As Adam Wagner’s post on Inforrm reported, the Senior Presiding Judge and the Senior President of Tribunals has issued new guidance [PDF] to all courts and tribunal judicial office holders in England and Wales (copied at the end of this post).
While it does not entirely prohibit blogging and social media use, it advises that “…judicial office holders who blog (or who post comments on other people’s blogs) must not identify themselves as members of the judiciary” and “must also avoid expressing opinions which, were it to become known that they hold judicial office, could damage public confidence in their own impartiality or in the judiciary in general“.
This has been well-documented and discussed by magistrate Trevor Coultart, Lucy Reed at Pink Tape, LegalCheek, the UK Human Rights Blog, NearlyLegal, ObiterJ and dozens of blog commenters and tweeters. The anonymous author of the Magistrate’s Blog, continues to reserve judgement. A user of the WhatDoTheyKnow.com website, Ben Liddicott, has submitted an FoI about the guidance here.
But what prompted the new guidance, now officially published on the judiciary website [PDF]? According to a spokesman for the Judicial Office,
“The guidance was issued because judges were concerned about the use of blogs by judicial office holders (both judges and magistrates).
“It is not appropriate to provide examples in response to the specific questions beyond the guidance itself; each judge/magistrate should use his or her own judgement.
“The guidance was agreed by the Magistrates Liaison Group: chaired by the Deputy Senior Presiding Judge (Lord Justice Gross) and attended by the Chief Magistrate, the Magistrates Association and the National Bench Chairs Forum.”
Practical questions about the guidance
- Does the guidance mean a member of the judiciary can publish online under their real name but must not state their position (even if this information can be found online)? If so, what type of issues are they permitted to comment or report on?
- What about material published by an individual prior to becoming a member of the judiciary, which can still be accessed online? Are they required to remove it once in office?
- What was the particular impetus for the introduction of this guidance and what specific considerations (about the balance between the risks and freedom of expression, for example) were made?
Further reading on “extra-judicial” activity:
- ‘Judicial Perspectives on Open Justice & Security‘, Lawrence McNamara, in Justice Wide Open.

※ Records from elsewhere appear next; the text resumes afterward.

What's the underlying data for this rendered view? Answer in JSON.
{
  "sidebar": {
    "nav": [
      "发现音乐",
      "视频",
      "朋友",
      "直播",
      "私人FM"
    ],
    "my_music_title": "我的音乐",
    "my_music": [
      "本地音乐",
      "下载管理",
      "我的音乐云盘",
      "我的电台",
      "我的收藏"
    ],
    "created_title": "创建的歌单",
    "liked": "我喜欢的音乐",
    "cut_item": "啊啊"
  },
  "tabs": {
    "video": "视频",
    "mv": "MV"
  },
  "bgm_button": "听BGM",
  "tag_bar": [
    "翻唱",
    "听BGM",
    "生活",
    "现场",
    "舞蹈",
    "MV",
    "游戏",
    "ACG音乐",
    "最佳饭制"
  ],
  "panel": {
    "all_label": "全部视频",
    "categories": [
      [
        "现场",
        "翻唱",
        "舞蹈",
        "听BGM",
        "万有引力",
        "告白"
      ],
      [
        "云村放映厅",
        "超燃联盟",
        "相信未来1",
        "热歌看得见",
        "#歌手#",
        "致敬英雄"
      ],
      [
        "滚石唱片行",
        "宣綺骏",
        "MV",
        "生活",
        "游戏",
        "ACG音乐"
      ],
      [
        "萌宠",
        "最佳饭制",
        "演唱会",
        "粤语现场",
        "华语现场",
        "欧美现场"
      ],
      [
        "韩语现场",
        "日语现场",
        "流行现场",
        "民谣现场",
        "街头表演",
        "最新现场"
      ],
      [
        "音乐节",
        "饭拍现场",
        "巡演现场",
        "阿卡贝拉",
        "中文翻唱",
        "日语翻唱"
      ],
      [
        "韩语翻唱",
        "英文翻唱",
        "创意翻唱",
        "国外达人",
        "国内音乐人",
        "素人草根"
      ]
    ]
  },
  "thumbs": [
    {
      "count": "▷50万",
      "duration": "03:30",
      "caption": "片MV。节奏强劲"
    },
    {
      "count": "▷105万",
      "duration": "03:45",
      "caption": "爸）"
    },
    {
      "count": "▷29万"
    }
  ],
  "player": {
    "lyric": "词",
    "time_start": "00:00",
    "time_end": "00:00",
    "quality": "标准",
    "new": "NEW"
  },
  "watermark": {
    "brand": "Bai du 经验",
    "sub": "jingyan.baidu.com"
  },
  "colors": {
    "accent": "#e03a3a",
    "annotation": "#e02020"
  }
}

June 2012.
- ‘Lord Neuberger’s seven principles empower judges to speak‘, Guardian.co.uk, Lawrence McNamara, March 2012.
- Holdsworth Club 2012 Presidential Address: Where angels fear to tread, Speech by Lord Neuberger of Abbotsbury, Master of The Rolls. March 2012.
This guidance is issued on behalf of the Senior Presiding Judge and the Senior President of Tribunals. It applies to all courts and tribunal judicial office holders in England and Wales, and is effective immediately.
A “blog” (derived from the term “web log”) is a personal journal published on the internet. “Blogging” describes the maintaining of, or adding content to, a blog. Blogs tend to be interactive, allowing visitors to leave comments. They may also contain links to other blogs and websites. For the purpose of this guidance blogging includes publishing material on micro-blogging sites such as Twitter.
Judicial office holders should be acutely aware of the need to conduct themselves, both in and out of court, in such a way as to maintain public confidence in the impartiality of the judiciary.
Blogging by members of the judiciary is not prohibited. However, judicial office holders who blog (or who post comments on other people’s blogs) must not identify themselves as members of the judiciary. They must also avoid expressing opinions which, were it to become known that they hold judicial office, could damage public confidence in their own impartiality or in the judiciary in general.
The above guidance also applies to blogs which purport to be anonymous. This is because it is impossible for somebody who blogs anonymously to guarantee that his or her identity cannot be discovered.
Judicial office holders who maintain blogs must adhere to this guidance and should remove any existing content which conflicts with it forthwith. Failure to do so could ultimately result in disciplinary action. It is also recommended that all judicial office holders familiarise themselves with the new IT and Information Security Guidance which will be available shortly.
August 2012, www.judiciary.gov.uk
Update: The Judicial Office has responded to Ben Liddicott’s FoI request about the guidance. It supplied various related guidance documents but refused the request for “minutes or notes of any internal or interdepartmental or other meeting or discussion with any other person (including email exchanges) where the same were discussed”, finding that it would exceed the cost limits under the legislation”. See: Meeja Law / WhatDoTheyKnow.com
A version of this post first appeared on Judith Townend’s Meeja Law blog.